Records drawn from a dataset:
▼▼▼

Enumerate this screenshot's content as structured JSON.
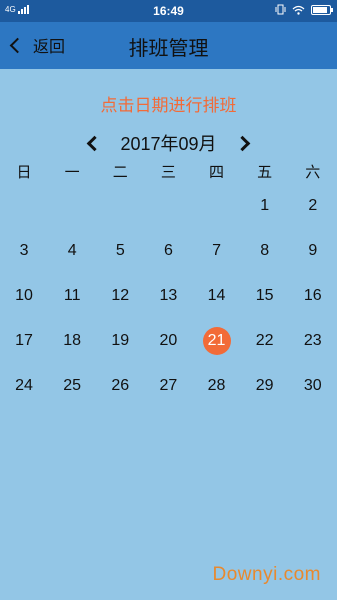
{
  "status_bar": {
    "network": "4G",
    "time": "16:49",
    "battery_level": 0.8,
    "icons": [
      "signal-icon",
      "vibrate-icon",
      "wifi-icon",
      "battery-icon"
    ]
  },
  "nav": {
    "back_label": "返回",
    "title": "排班管理"
  },
  "hint": "点击日期进行排班",
  "calendar": {
    "month_label": "2017年09月",
    "weekdays": [
      "日",
      "一",
      "二",
      "三",
      "四",
      "五",
      "六"
    ],
    "first_weekday_index": 5,
    "days": [
      "1",
      "2",
      "3",
      "4",
      "5",
      "6",
      "7",
      "8",
      "9",
      "10",
      "11",
      "12",
      "13",
      "14",
      "15",
      "16",
      "17",
      "18",
      "19",
      "20",
      "21",
      "22",
      "23",
      "24",
      "25",
      "26",
      "27",
      "28",
      "29",
      "30"
    ],
    "selected_day": "21"
  },
  "colors": {
    "background": "#93c6e6",
    "nav_bar": "#2d77c2",
    "status_bar": "#1d5a9e",
    "accent": "#f26b38"
  },
  "watermark": "Downyi.com"
}
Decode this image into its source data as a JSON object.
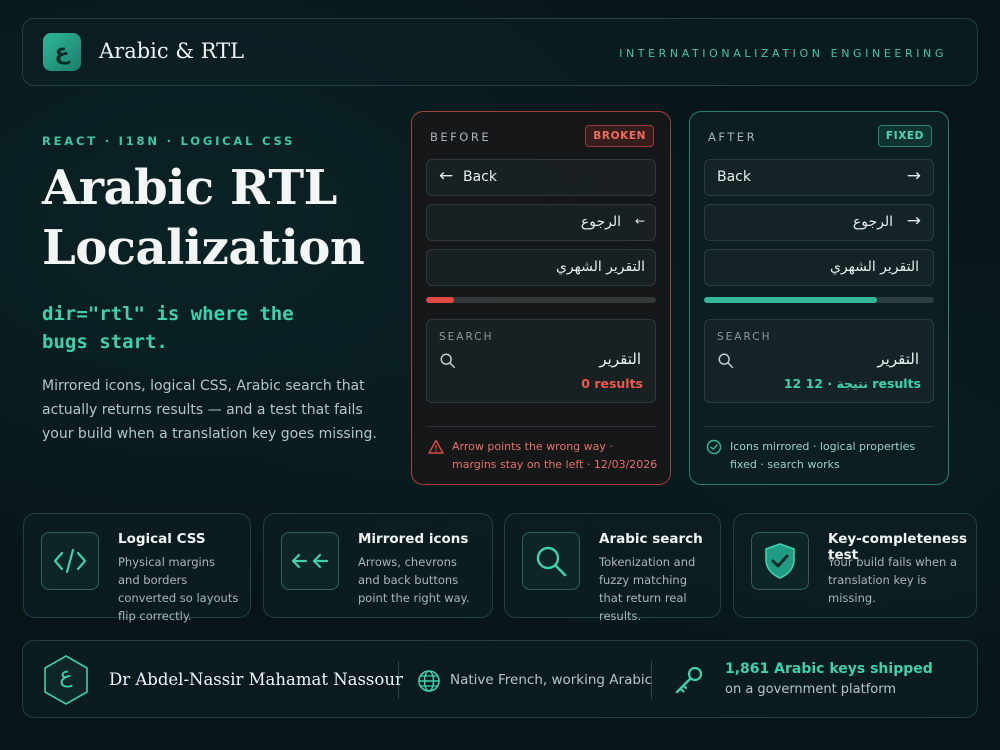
{
  "header": {
    "logo_glyph": "ع",
    "brand": "Arabic & RTL",
    "tagline": "INTERNATIONALIZATION ENGINEERING"
  },
  "hero": {
    "eyebrow": "REACT · I18N · LOGICAL CSS",
    "title": "Arabic RTL Localization",
    "code": "dir=\"rtl\" is where the bugs start.",
    "body": "Mirrored icons, logical CSS, Arabic search that actually returns results — and a test that fails your build when a translation key goes missing."
  },
  "before": {
    "label": "BEFORE",
    "badge": "BROKEN",
    "back": "Back",
    "back_ar": "الرجوع",
    "report": "التقرير الشهري",
    "progress": 0.12,
    "search_label": "SEARCH",
    "query": "التقرير",
    "results": "0 results",
    "note": "Arrow points the wrong way · margins stay on the left · 12/03/2026",
    "colors": {
      "accent": "#e04a44"
    }
  },
  "after": {
    "label": "AFTER",
    "badge": "FIXED",
    "back": "Back",
    "back_ar": "الرجوع",
    "report": "التقرير الشهري",
    "progress": 0.75,
    "search_label": "SEARCH",
    "query": "التقرير",
    "results": "12 نتيجة · 12 results",
    "note": "Icons mirrored · logical properties fixed · search works",
    "colors": {
      "accent": "#34b99b"
    }
  },
  "features": [
    {
      "icon": "code-icon",
      "title": "Logical CSS",
      "desc": "Physical margins and borders converted so layouts flip correctly."
    },
    {
      "icon": "mirror-arrows-icon",
      "title": "Mirrored icons",
      "desc": "Arrows, chevrons and back buttons point the right way."
    },
    {
      "icon": "search-icon",
      "title": "Arabic search",
      "desc": "Tokenization and fuzzy matching that return real results."
    },
    {
      "icon": "shield-check-icon",
      "title": "Key-completeness test",
      "desc": "Your build fails when a translation key is missing."
    }
  ],
  "footer": {
    "author_glyph": "ع",
    "author": "Dr Abdel-Nassir Mahamat Nassour",
    "languages": "Native French, working Arabic",
    "keys_count": "1,861 Arabic keys shipped",
    "keys_sub": "on a government platform"
  },
  "theme": {
    "accent": "#3fd0ae",
    "background": "#071418",
    "broken": "#e04a44"
  }
}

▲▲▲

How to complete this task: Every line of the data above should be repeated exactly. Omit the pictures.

Answer area:
Enumerate this screenshot's content as structured JSON.
{
  "status_bar": {
    "network": "4G",
    "time": "16:49",
    "battery_level": 0.8,
    "icons": [
      "signal-icon",
      "vibrate-icon",
      "wifi-icon",
      "battery-icon"
    ]
  },
  "nav": {
    "back_label": "返回",
    "title": "排班管理"
  },
  "hint": "点击日期进行排班",
  "calendar": {
    "month_label": "2017年09月",
    "weekdays": [
      "日",
      "一",
      "二",
      "三",
      "四",
      "五",
      "六"
    ],
    "first_weekday_index": 5,
    "days": [
      "1",
      "2",
      "3",
      "4",
      "5",
      "6",
      "7",
      "8",
      "9",
      "10",
      "11",
      "12",
      "13",
      "14",
      "15",
      "16",
      "17",
      "18",
      "19",
      "20",
      "21",
      "22",
      "23",
      "24",
      "25",
      "26",
      "27",
      "28",
      "29",
      "30"
    ],
    "selected_day": "21"
  },
  "colors": {
    "background": "#93c6e6",
    "nav_bar": "#2d77c2",
    "status_bar": "#1d5a9e",
    "accent": "#f26b38"
  },
  "watermark": "Downyi.com"
}
Decode this image into its source data as a JSON object.
{
  "header": {
    "logo_glyph": "ع",
    "brand": "Arabic & RTL",
    "tagline": "INTERNATIONALIZATION ENGINEERING"
  },
  "hero": {
    "eyebrow": "REACT · I18N · LOGICAL CSS",
    "title": "Arabic RTL Localization",
    "code": "dir=\"rtl\" is where the bugs start.",
    "body": "Mirrored icons, logical CSS, Arabic search that actually returns results — and a test that fails your build when a translation key goes missing."
  },
  "before": {
    "label": "BEFORE",
    "badge": "BROKEN",
    "back": "Back",
    "back_ar": "الرجوع",
    "report": "التقرير الشهري",
    "progress": 0.12,
    "search_label": "SEARCH",
    "query": "التقرير",
    "results": "0 results",
    "note": "Arrow points the wrong way · margins stay on the left · 12/03/2026",
    "colors": {
      "accent": "#e04a44"
    }
  },
  "after": {
    "label": "AFTER",
    "badge": "FIXED",
    "back": "Back",
    "back_ar": "الرجوع",
    "report": "التقرير الشهري",
    "progress": 0.75,
    "search_label": "SEARCH",
    "query": "التقرير",
    "results": "12 نتيجة · 12 results",
    "note": "Icons mirrored · logical properties fixed · search works",
    "colors": {
      "accent": "#34b99b"
    }
  },
  "features": [
    {
      "icon": "code-icon",
      "title": "Logical CSS",
      "desc": "Physical margins and borders converted so layouts flip correctly."
    },
    {
      "icon": "mirror-arrows-icon",
      "title": "Mirrored icons",
      "desc": "Arrows, chevrons and back buttons point the right way."
    },
    {
      "icon": "search-icon",
      "title": "Arabic search",
      "desc": "Tokenization and fuzzy matching that return real results."
    },
    {
      "icon": "shield-check-icon",
      "title": "Key-completeness test",
      "desc": "Your build fails when a translation key is missing."
    }
  ],
  "footer": {
    "author_glyph": "ع",
    "author": "Dr Abdel-Nassir Mahamat Nassour",
    "languages": "Native French, working Arabic",
    "keys_count": "1,861 Arabic keys shipped",
    "keys_sub": "on a government platform"
  },
  "theme": {
    "accent": "#3fd0ae",
    "background": "#071418",
    "broken": "#e04a44"
  }
}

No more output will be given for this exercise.